Data listing
::::

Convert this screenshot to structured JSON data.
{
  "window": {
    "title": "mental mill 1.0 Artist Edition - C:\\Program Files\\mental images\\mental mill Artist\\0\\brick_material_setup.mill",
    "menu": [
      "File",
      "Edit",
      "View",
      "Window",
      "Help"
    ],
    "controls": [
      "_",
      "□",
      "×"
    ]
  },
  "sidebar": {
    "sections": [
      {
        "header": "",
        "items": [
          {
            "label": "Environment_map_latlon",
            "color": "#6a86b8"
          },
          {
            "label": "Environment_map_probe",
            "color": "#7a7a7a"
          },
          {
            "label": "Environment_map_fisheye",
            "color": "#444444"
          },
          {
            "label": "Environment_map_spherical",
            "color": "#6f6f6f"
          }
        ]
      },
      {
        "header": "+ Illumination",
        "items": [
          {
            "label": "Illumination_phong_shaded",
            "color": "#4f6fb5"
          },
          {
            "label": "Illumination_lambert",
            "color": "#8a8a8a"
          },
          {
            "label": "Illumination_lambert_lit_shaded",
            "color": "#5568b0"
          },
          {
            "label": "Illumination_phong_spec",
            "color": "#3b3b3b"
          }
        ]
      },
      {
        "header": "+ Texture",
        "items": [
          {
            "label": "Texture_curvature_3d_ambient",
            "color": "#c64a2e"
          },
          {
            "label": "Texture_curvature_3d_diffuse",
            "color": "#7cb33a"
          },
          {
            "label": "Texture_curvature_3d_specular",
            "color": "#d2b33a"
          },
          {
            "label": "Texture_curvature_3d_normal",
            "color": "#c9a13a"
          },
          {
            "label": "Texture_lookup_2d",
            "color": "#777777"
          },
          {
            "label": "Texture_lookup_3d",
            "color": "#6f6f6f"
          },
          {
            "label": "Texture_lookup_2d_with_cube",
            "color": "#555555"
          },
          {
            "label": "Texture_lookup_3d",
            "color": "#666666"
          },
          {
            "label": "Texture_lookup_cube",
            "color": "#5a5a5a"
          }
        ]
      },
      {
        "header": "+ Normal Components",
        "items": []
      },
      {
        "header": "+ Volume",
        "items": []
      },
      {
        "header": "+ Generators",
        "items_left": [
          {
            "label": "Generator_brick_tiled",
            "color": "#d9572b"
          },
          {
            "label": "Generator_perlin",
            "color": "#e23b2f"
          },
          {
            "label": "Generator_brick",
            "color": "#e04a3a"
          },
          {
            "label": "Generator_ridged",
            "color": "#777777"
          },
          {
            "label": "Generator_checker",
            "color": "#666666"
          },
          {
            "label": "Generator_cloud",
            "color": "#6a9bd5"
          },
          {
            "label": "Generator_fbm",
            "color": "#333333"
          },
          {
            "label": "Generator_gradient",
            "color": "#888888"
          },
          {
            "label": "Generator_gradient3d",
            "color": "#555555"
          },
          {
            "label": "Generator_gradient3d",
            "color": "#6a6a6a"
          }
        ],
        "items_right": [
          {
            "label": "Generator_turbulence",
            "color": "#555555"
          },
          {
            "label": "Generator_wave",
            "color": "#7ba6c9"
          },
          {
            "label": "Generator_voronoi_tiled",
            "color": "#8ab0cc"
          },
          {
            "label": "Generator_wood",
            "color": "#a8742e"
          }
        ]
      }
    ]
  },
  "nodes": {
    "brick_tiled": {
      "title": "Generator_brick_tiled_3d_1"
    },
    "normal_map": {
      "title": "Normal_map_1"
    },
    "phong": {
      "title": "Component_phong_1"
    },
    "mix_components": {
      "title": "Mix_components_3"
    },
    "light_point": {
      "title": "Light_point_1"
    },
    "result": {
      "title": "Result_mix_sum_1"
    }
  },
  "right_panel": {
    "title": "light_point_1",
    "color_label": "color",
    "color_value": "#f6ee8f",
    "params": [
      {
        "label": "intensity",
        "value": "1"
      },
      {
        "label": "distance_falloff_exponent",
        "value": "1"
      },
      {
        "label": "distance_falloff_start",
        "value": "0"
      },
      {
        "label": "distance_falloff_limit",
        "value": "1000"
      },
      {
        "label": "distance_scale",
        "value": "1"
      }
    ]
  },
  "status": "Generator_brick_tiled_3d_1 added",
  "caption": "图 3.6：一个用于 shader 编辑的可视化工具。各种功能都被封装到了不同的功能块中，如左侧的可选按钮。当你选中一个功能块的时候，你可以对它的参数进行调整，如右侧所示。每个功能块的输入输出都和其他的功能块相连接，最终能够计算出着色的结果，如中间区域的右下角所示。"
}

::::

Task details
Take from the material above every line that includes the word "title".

Task answer
    "title": "mental mill 1.0 Artist Edition - C:\\Program Files\\mental images\\mental mill Artist\\0\\brick_material_setup.mill",
      "title": "Generator_brick_tiled_3d_1"
      "title": "Normal_map_1"
      "title": "Component_phong_1"
      "title": "Mix_components_3"
      "title": "Light_point_1"
      "title": "Result_mix_sum_1"
    "title": "light_point_1",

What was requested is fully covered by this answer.